### WORK TASK
The data must be written out once more, precisely as given.

### THE DATA

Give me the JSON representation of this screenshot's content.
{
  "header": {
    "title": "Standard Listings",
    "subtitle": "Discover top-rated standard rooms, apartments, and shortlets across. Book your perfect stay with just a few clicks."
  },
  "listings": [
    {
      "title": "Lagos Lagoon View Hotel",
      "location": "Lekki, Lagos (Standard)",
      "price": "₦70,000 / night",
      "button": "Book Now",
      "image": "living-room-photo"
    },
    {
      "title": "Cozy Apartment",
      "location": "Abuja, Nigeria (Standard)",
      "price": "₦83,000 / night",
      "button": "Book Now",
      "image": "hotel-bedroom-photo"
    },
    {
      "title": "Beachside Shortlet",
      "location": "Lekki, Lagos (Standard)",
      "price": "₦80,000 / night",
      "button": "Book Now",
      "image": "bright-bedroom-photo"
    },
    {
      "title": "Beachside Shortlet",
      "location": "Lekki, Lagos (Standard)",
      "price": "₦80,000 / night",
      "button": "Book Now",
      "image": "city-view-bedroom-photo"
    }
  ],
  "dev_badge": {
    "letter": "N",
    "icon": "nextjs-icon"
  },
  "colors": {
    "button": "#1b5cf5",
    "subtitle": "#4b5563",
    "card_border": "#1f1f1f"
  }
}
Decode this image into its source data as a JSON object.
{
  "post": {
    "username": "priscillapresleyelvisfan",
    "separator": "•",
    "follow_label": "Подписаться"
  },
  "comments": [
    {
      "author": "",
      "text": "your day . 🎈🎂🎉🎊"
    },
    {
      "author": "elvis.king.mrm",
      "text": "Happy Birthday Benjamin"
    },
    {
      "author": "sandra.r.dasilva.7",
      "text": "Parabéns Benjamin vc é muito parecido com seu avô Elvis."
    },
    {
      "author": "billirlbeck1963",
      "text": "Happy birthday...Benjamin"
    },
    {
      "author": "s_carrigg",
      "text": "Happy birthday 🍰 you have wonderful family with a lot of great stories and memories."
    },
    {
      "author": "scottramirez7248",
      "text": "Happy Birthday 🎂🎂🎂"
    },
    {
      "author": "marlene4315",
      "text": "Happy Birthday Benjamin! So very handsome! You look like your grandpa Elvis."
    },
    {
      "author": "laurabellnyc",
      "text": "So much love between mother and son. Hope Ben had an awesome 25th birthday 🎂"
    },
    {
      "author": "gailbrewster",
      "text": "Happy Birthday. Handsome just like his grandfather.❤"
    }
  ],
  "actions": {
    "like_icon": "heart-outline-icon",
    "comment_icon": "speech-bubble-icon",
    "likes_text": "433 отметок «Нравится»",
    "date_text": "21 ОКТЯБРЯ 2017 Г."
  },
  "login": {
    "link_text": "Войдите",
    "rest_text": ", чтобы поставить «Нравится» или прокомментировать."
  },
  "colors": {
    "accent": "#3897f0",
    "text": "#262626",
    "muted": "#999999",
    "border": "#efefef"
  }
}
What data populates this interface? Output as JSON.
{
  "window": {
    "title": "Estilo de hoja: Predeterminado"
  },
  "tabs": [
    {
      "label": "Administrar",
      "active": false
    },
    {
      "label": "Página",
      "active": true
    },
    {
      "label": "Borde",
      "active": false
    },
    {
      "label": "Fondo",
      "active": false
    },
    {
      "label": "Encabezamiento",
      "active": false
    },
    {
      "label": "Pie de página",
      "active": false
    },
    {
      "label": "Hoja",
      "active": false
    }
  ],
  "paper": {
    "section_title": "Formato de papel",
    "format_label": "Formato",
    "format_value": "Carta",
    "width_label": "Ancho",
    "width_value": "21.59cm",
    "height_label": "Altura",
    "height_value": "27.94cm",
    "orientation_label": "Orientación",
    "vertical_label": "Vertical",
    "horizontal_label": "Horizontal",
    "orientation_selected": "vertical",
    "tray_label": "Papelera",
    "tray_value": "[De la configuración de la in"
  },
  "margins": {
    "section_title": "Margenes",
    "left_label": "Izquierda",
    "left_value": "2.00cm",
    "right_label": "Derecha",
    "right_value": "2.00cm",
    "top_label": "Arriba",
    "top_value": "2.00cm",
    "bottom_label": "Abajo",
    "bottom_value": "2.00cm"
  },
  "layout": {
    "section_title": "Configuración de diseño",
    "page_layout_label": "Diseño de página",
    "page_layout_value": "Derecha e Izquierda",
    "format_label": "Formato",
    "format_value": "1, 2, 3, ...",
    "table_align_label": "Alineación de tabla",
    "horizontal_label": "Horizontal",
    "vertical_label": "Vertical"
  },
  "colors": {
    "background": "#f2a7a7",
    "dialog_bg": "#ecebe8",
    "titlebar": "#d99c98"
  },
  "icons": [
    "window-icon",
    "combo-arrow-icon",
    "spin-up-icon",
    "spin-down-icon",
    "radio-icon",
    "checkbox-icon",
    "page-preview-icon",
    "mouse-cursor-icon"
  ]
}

### FINISHED EXERCISE
Give me the JSON representation of this screenshot's content.
{
  "header": {
    "title": "Standard Listings",
    "subtitle": "Discover top-rated standard rooms, apartments, and shortlets across. Book your perfect stay with just a few clicks."
  },
  "listings": [
    {
      "title": "Lagos Lagoon View Hotel",
      "location": "Lekki, Lagos (Standard)",
      "price": "₦70,000 / night",
      "button": "Book Now",
      "image": "living-room-photo"
    },
    {
      "title": "Cozy Apartment",
      "location": "Abuja, Nigeria (Standard)",
      "price": "₦83,000 / night",
      "button": "Book Now",
      "image": "hotel-bedroom-photo"
    },
    {
      "title": "Beachside Shortlet",
      "location": "Lekki, Lagos (Standard)",
      "price": "₦80,000 / night",
      "button": "Book Now",
      "image": "bright-bedroom-photo"
    },
    {
      "title": "Beachside Shortlet",
      "location": "Lekki, Lagos (Standard)",
      "price": "₦80,000 / night",
      "button": "Book Now",
      "image": "city-view-bedroom-photo"
    }
  ],
  "dev_badge": {
    "letter": "N",
    "icon": "nextjs-icon"
  },
  "colors": {
    "button": "#1b5cf5",
    "subtitle": "#4b5563",
    "card_border": "#1f1f1f"
  }
}
Decode this image into its source data as a JSON object.
{
  "post": {
    "username": "priscillapresleyelvisfan",
    "separator": "•",
    "follow_label": "Подписаться"
  },
  "comments": [
    {
      "author": "",
      "text": "your day . 🎈🎂🎉🎊"
    },
    {
      "author": "elvis.king.mrm",
      "text": "Happy Birthday Benjamin"
    },
    {
      "author": "sandra.r.dasilva.7",
      "text": "Parabéns Benjamin vc é muito parecido com seu avô Elvis."
    },
    {
      "author": "billirlbeck1963",
      "text": "Happy birthday...Benjamin"
    },
    {
      "author": "s_carrigg",
      "text": "Happy birthday 🍰 you have wonderful family with a lot of great stories and memories."
    },
    {
      "author": "scottramirez7248",
      "text": "Happy Birthday 🎂🎂🎂"
    },
    {
      "author": "marlene4315",
      "text": "Happy Birthday Benjamin! So very handsome! You look like your grandpa Elvis."
    },
    {
      "author": "laurabellnyc",
      "text": "So much love between mother and son. Hope Ben had an awesome 25th birthday 🎂"
    },
    {
      "author": "gailbrewster",
      "text": "Happy Birthday. Handsome just like his grandfather.❤"
    }
  ],
  "actions": {
    "like_icon": "heart-outline-icon",
    "comment_icon": "speech-bubble-icon",
    "likes_text": "433 отметок «Нравится»",
    "date_text": "21 ОКТЯБРЯ 2017 Г."
  },
  "login": {
    "link_text": "Войдите",
    "rest_text": ", чтобы поставить «Нравится» или прокомментировать."
  },
  "colors": {
    "accent": "#3897f0",
    "text": "#262626",
    "muted": "#999999",
    "border": "#efefef"
  }
}
What data populates this interface? Output as JSON.
{
  "window": {
    "title": "Estilo de hoja: Predeterminado"
  },
  "tabs": [
    {
      "label": "Administrar",
      "active": false
    },
    {
      "label": "Página",
      "active": true
    },
    {
      "label": "Borde",
      "active": false
    },
    {
      "label": "Fondo",
      "active": false
    },
    {
      "label": "Encabezamiento",
      "active": false
    },
    {
      "label": "Pie de página",
      "active": false
    },
    {
      "label": "Hoja",
      "active": false
    }
  ],
  "paper": {
    "section_title": "Formato de papel",
    "format_label": "Formato",
    "format_value": "Carta",
    "width_label": "Ancho",
    "width_value": "21.59cm",
    "height_label": "Altura",
    "height_value": "27.94cm",
    "orientation_label": "Orientación",
    "vertical_label": "Vertical",
    "horizontal_label": "Horizontal",
    "orientation_selected": "vertical",
    "tray_label": "Papelera",
    "tray_value": "[De la configuración de la in"
  },
  "margins": {
    "section_title": "Margenes",
    "left_label": "Izquierda",
    "left_value": "2.00cm",
    "right_label": "Derecha",
    "right_value": "2.00cm",
    "top_label": "Arriba",
    "top_value": "2.00cm",
    "bottom_label": "Abajo",
    "bottom_value": "2.00cm"
  },
  "layout": {
    "section_title": "Configuración de diseño",
    "page_layout_label": "Diseño de página",
    "page_layout_value": "Derecha e Izquierda",
    "format_label": "Formato",
    "format_value": "1, 2, 3, ...",
    "table_align_label": "Alineación de tabla",
    "horizontal_label": "Horizontal",
    "vertical_label": "Vertical"
  },
  "colors": {
    "background": "#f2a7a7",
    "dialog_bg": "#ecebe8",
    "titlebar": "#d99c98"
  },
  "icons": [
    "window-icon",
    "combo-arrow-icon",
    "spin-up-icon",
    "spin-down-icon",
    "radio-icon",
    "checkbox-icon",
    "page-preview-icon",
    "mouse-cursor-icon"
  ]
}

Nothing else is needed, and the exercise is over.